Will Bryant argued smaller brands benefit from singular vision. “Design by committee gets you to a very indistinctive place. It leads to compromise rather than cut-through. Large organisations may have the best talent and tools – but the culture erodes the brilliance of individual vision.” 

Nick Britton agreed – but added that the risk is more tangible for smaller brands and their founders. “Big businesses won’t put cash into a pot that has a 90% failure rate – even if the 1% of successes can spark astronomical growth. Founders have a different attitude to risk.”. 

”A founder needs to be clear about what you are willing to put on the line. I said I’d risk all my savings but never my car or my house. Twelve months later I’d sold my flat. Founders can’t afford to work on things that don’t naturally induce passion. You need a personal connection to what you are creating, a narrative which sparks excitement in the face of risk.”

Enhancing innovation

For the final chapter of the discussion, the discussion turned to sharing tangible ideas and approaches for improving innovation rates. 

Hugh kicked off  by explaining how Ugly Drinks took inspiration from streetwear brands ‘drop’ culture. “We looked vertically across sectors at what was working – and then asked our customers directly what they wanted to see. We ran a survey asking what flavours appealed most – and the answers were surprising.” 

“We then launched these flavours in exclusive batches through our D2C channels – testing and learning as we went. With the data to back us up, we were then able to take the best performing flavours to individual retailers. From this we secured an order from CBS to stock a specific flavour in over 7,000 stores. We’ve developed a reputation as the ‘Willy Wonka’ of flavoured water – and we are leaning into it.” 

“Everyone wants to be a unicorn – but the best startups are more like cockroaches. The pandemic ripped up our plans. But because we were small and agile we were able to survive – whereas a bigger brand may have cut its losses and binned the product. Necessity is the mother of invention – and startups are the best vessel for action.” 

“It’s true that real category defining innovation takes a long time,” Nick added. “The brands we may view as an ‘overnight success’ have really been around for decades – such as Tony’s itself!”. 

“But good research can tell you if a product is speaking to consumer needs before sales traction kicks in,” he continued. “You need to balance seeing the future with being too far ahead of your time.” 

How start-ups and big brands pursue innovation differently
How start-ups and big brands pursue innovation differently

Jamie rounded up the session by asking the speakers to give some advice for innovation managers in big companies.

“Make sure the product is amazing,” Nicola concluded. “You cannot outmarket a bad product – remember the first sale is not as important as the second. No matter your size – you need to create an environment where people aren’t afraid to speak up and express their concerns during the internal sell-in.” 

Hugh and Nick agreed, while also adding to think hard about who the consumer really is.

As Jamie drew the session to a close – the panel identified three key tips for getting innovation out the door:

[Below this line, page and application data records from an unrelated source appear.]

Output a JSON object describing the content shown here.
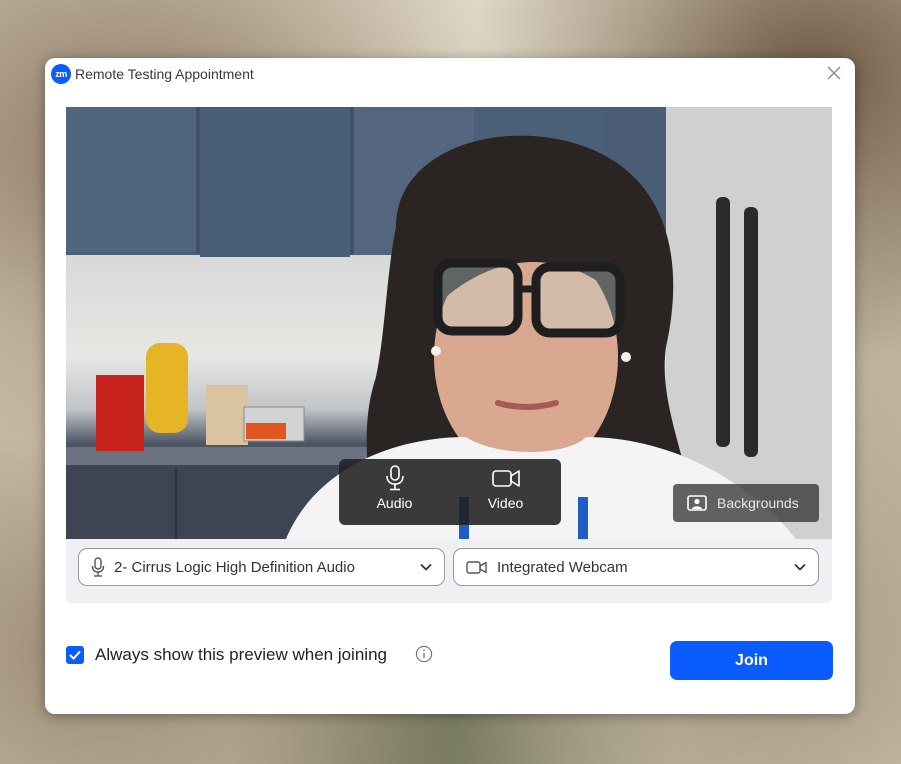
{
  "window": {
    "app_logo": "zm",
    "title": "Remote Testing Appointment",
    "close_icon": "close-icon"
  },
  "video_preview": {
    "controls": {
      "audio_label": "Audio",
      "audio_icon": "microphone-icon",
      "video_label": "Video",
      "video_icon": "video-camera-icon"
    },
    "backgrounds_label": "Backgrounds",
    "backgrounds_icon": "person-portrait-icon"
  },
  "devices": {
    "microphone": {
      "icon": "microphone-icon",
      "selected": "2- Cirrus Logic High Definition Audio"
    },
    "camera": {
      "icon": "video-camera-icon",
      "selected": "Integrated Webcam"
    }
  },
  "footer": {
    "always_show_checked": true,
    "always_show_label": "Always show this preview when joining",
    "info_icon": "info-icon",
    "join_label": "Join"
  },
  "colors": {
    "accent": "#0b5cff",
    "control_overlay": "#202020"
  }
}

  • Challenger brands can fail fast and discover slowly. There is no rush. New categories and consumer habits take time to mature. Don’t overestimate data and underestimate your vision. 
  • Risk is a competitive advantage. Passion for a product is a strong defence against risk. When people care they make stuff happen. 
  • Be ready to be wrong. The best laid plans of marketers often go astray – be agile and open to adaptation. 

To learn more about how Haines McGregor helps brands harness the full power of innovation, get in touch with the team at  hello@hainesmcgregor.co.uk